Note: again, I highly recommend the use of mesquite for this dish. Its mineral smoke marries particularly well with this rub.

Okay, people--get your grill on.



sfllaw said...

Where you do pick up your hardwood in Montreal? Or do you get it delivered?

aj kinik said...

The wood I'm working with now I picked up in the States.

aj kinik said...

But you can do both of these recipes with a combination of lump charcoal and (pre-soaked) mesquite chips.

Anonymous said...

Me so hungry!

Pinot said...

It's pretty easy to find hardwood lump charcoal in montreal.
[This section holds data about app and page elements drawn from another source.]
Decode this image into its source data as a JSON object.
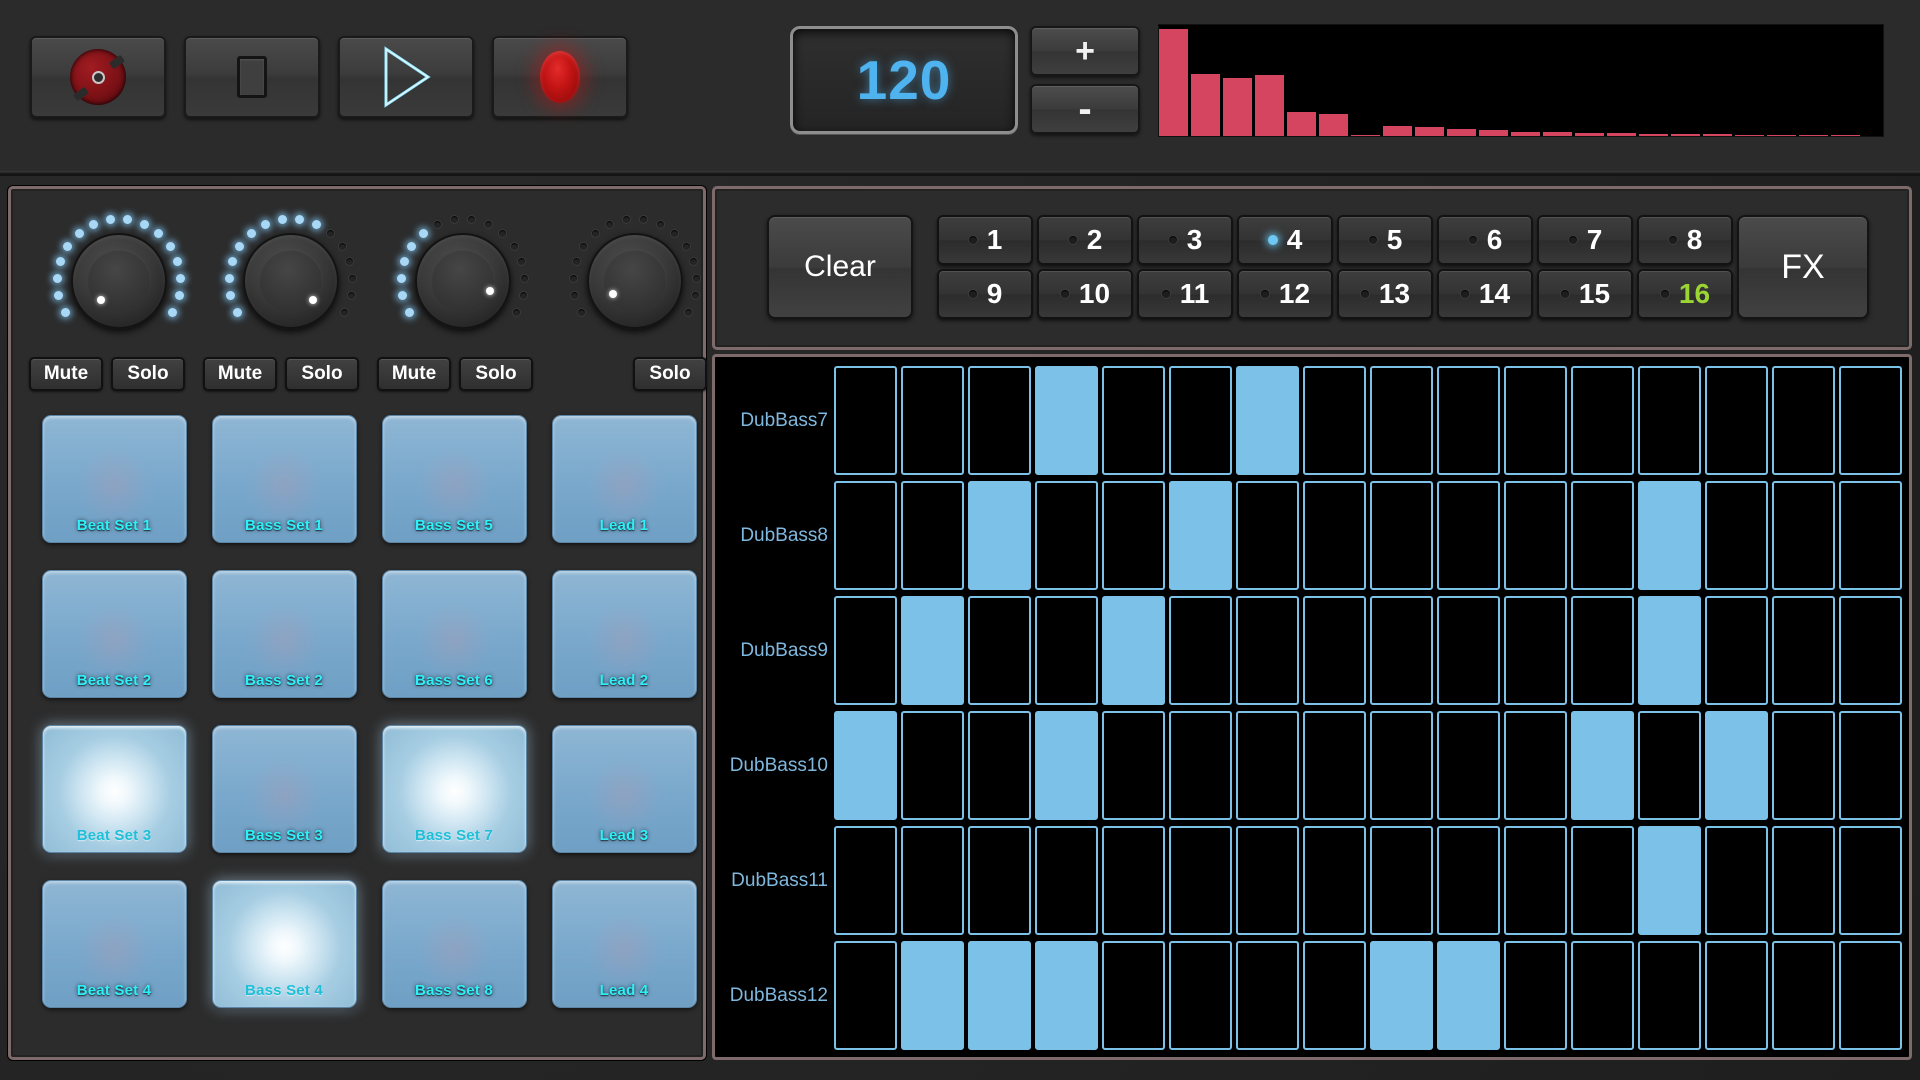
{
  "transport": {
    "buttons": [
      {
        "name": "rewind-disc-button",
        "icon": "disc-icon",
        "label": ""
      },
      {
        "name": "stop-button",
        "icon": "stop-icon",
        "label": ""
      },
      {
        "name": "play-button",
        "icon": "play-icon",
        "label": ""
      },
      {
        "name": "record-button",
        "icon": "record-icon",
        "label": ""
      }
    ]
  },
  "bpm": {
    "value": "120",
    "increase_label": "+",
    "decrease_label": "-"
  },
  "analyzer": {
    "accent_color": "#d6455f",
    "background_color": "#000000",
    "bar_count": 22,
    "values": [
      96,
      56,
      52,
      55,
      22,
      20,
      0,
      9,
      8,
      6,
      5,
      4,
      4,
      3,
      3,
      2,
      2,
      2,
      1,
      1,
      1,
      1
    ]
  },
  "mixer": {
    "channels": [
      {
        "knob_name": "knob-channel-1",
        "leds_on": 16,
        "leds_total": 16,
        "dot_angle": 140,
        "mute_label": "Mute",
        "solo_label": "Solo",
        "has_mute": true
      },
      {
        "knob_name": "knob-channel-2",
        "leds_on": 10,
        "leds_total": 16,
        "dot_angle": 40,
        "mute_label": "Mute",
        "solo_label": "Solo",
        "has_mute": true
      },
      {
        "knob_name": "knob-channel-3",
        "leds_on": 6,
        "leds_total": 16,
        "dot_angle": 18,
        "mute_label": "Mute",
        "solo_label": "Solo",
        "has_mute": true
      },
      {
        "knob_name": "knob-channel-4",
        "leds_on": 0,
        "leds_total": 16,
        "dot_angle": 155,
        "mute_label": "",
        "solo_label": "Solo",
        "has_mute": false
      }
    ]
  },
  "pads": {
    "rows": [
      [
        {
          "label": "Beat Set 1",
          "active": false
        },
        {
          "label": "Bass Set 1",
          "active": false
        },
        {
          "label": "Bass Set 5",
          "active": false
        },
        {
          "label": "Lead 1",
          "active": false
        }
      ],
      [
        {
          "label": "Beat Set 2",
          "active": false
        },
        {
          "label": "Bass Set 2",
          "active": false
        },
        {
          "label": "Bass Set 6",
          "active": false
        },
        {
          "label": "Lead 2",
          "active": false
        }
      ],
      [
        {
          "label": "Beat Set 3",
          "active": true
        },
        {
          "label": "Bass Set 3",
          "active": false
        },
        {
          "label": "Bass Set 7",
          "active": true
        },
        {
          "label": "Lead 3",
          "active": false
        }
      ],
      [
        {
          "label": "Beat Set 4",
          "active": false
        },
        {
          "label": "Bass Set 4",
          "active": true
        },
        {
          "label": "Bass Set 8",
          "active": false
        },
        {
          "label": "Lead 4",
          "active": false
        }
      ]
    ]
  },
  "patterns": {
    "clear_label": "Clear",
    "fx_label": "FX",
    "selected": 4,
    "green_highlight": 16,
    "buttons": [
      {
        "label": "1",
        "selected": false,
        "green": false
      },
      {
        "label": "2",
        "selected": false,
        "green": false
      },
      {
        "label": "3",
        "selected": false,
        "green": false
      },
      {
        "label": "4",
        "selected": true,
        "green": false
      },
      {
        "label": "5",
        "selected": false,
        "green": false
      },
      {
        "label": "6",
        "selected": false,
        "green": false
      },
      {
        "label": "7",
        "selected": false,
        "green": false
      },
      {
        "label": "8",
        "selected": false,
        "green": false
      },
      {
        "label": "9",
        "selected": false,
        "green": false
      },
      {
        "label": "10",
        "selected": false,
        "green": false
      },
      {
        "label": "11",
        "selected": false,
        "green": false
      },
      {
        "label": "12",
        "selected": false,
        "green": false
      },
      {
        "label": "13",
        "selected": false,
        "green": false
      },
      {
        "label": "14",
        "selected": false,
        "green": false
      },
      {
        "label": "15",
        "selected": false,
        "green": false
      },
      {
        "label": "16",
        "selected": false,
        "green": true
      }
    ]
  },
  "sequencer": {
    "step_count": 16,
    "step_on_color": "#7cc2e8",
    "label_color": "#7fb8df",
    "tracks": [
      {
        "name": "DubBass7",
        "steps": [
          0,
          0,
          0,
          1,
          0,
          0,
          1,
          0,
          0,
          0,
          0,
          0,
          0,
          0,
          0,
          0
        ]
      },
      {
        "name": "DubBass8",
        "steps": [
          0,
          0,
          1,
          0,
          0,
          1,
          0,
          0,
          0,
          0,
          0,
          0,
          1,
          0,
          0,
          0
        ]
      },
      {
        "name": "DubBass9",
        "steps": [
          0,
          1,
          0,
          0,
          1,
          0,
          0,
          0,
          0,
          0,
          0,
          0,
          1,
          0,
          0,
          0
        ]
      },
      {
        "name": "DubBass10",
        "steps": [
          1,
          0,
          0,
          1,
          0,
          0,
          0,
          0,
          0,
          0,
          0,
          1,
          0,
          1,
          0,
          0
        ]
      },
      {
        "name": "DubBass11",
        "steps": [
          0,
          0,
          0,
          0,
          0,
          0,
          0,
          0,
          0,
          0,
          0,
          0,
          1,
          0,
          0,
          0
        ]
      },
      {
        "name": "DubBass12",
        "steps": [
          0,
          1,
          1,
          1,
          0,
          0,
          0,
          0,
          1,
          1,
          0,
          0,
          0,
          0,
          0,
          0
        ]
      }
    ]
  }
}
The "Feuille d'érable" is the best you can find:
The 4kg bag is white and you will find it in some small grocery stores. The 8kg bag is brown and you will find it in bigger surface stores (Reno, Rona).

For the wood chips, Rona, Home Depot and Reno carry mesquite and hickory (sometimes apple). At Canadian tire you can find in the camping section sawdust of hickory, maple, mesquite, alder, apple and cherry...I'm not 100% sure they still have them all.

AJ: What?? Mesquite smoked chicken??!! Is'nt the best way to kill any poultry flavor of the dish.
Next time you smoke any cut of pork try hickory or even better half hickory and half cherry.

aj kinik said...

hi, anonymous,
me too

hi, pinot,
personally, I prefer royal oak when it comes to locally available brands of lump charcoal--the bigger hunks burn better

if you're ever south of the border, you might want to look for Mali's lump charcoal--it's even nicer

wood chips can come in handy, but it's best to try and find a source for real hardwood (i.e. in bigger hunks, or in logs) if you can--apple wood and "fruitwood" are good options around here, given the number of orchards there are in the region

properly smoked, mesquite makes for a great chicken--it wouldn't have been my first choice either, but I was following up on the Texas vibe

I've never tried cherry wood, but I'd love to some day

thanks for the tips

Anonymous said...

Please try Le Gourmand, a chinese restaurant on 1235 Montroyal Est.
It's the best in its category. Cheap and delicious. I recommand the Beaf with echalottes and the Phad Thai.